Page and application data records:
++++++++

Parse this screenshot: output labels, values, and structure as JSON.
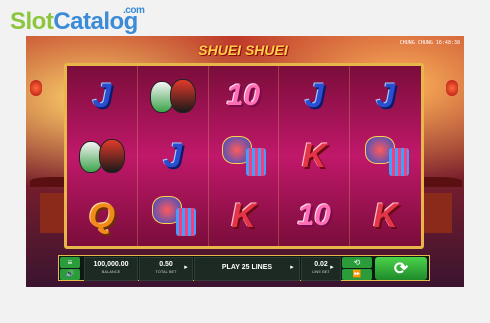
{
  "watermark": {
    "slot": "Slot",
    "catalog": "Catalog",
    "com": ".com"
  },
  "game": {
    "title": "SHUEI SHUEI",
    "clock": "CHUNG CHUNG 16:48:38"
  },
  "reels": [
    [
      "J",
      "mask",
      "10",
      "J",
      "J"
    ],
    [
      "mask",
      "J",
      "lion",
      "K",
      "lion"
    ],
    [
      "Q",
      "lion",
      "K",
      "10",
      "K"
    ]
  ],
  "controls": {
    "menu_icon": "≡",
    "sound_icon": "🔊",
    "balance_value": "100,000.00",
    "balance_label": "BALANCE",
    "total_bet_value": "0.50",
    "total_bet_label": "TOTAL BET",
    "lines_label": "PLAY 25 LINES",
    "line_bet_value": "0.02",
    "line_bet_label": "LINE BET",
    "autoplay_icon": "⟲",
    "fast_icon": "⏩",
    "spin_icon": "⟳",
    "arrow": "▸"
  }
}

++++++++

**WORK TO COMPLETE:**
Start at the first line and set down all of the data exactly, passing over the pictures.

**ANSWER TO THE EXERCISE:**
Parse this screenshot: output labels, values, and structure as JSON.
{
  "watermark": {
    "slot": "Slot",
    "catalog": "Catalog",
    "com": ".com"
  },
  "game": {
    "title": "SHUEI SHUEI",
    "clock": "CHUNG CHUNG 16:48:38"
  },
  "reels": [
    [
      "J",
      "mask",
      "10",
      "J",
      "J"
    ],
    [
      "mask",
      "J",
      "lion",
      "K",
      "lion"
    ],
    [
      "Q",
      "lion",
      "K",
      "10",
      "K"
    ]
  ],
  "controls": {
    "menu_icon": "≡",
    "sound_icon": "🔊",
    "balance_value": "100,000.00",
    "balance_label": "BALANCE",
    "total_bet_value": "0.50",
    "total_bet_label": "TOTAL BET",
    "lines_label": "PLAY 25 LINES",
    "line_bet_value": "0.02",
    "line_bet_label": "LINE BET",
    "autoplay_icon": "⟲",
    "fast_icon": "⏩",
    "spin_icon": "⟳",
    "arrow": "▸"
  }
}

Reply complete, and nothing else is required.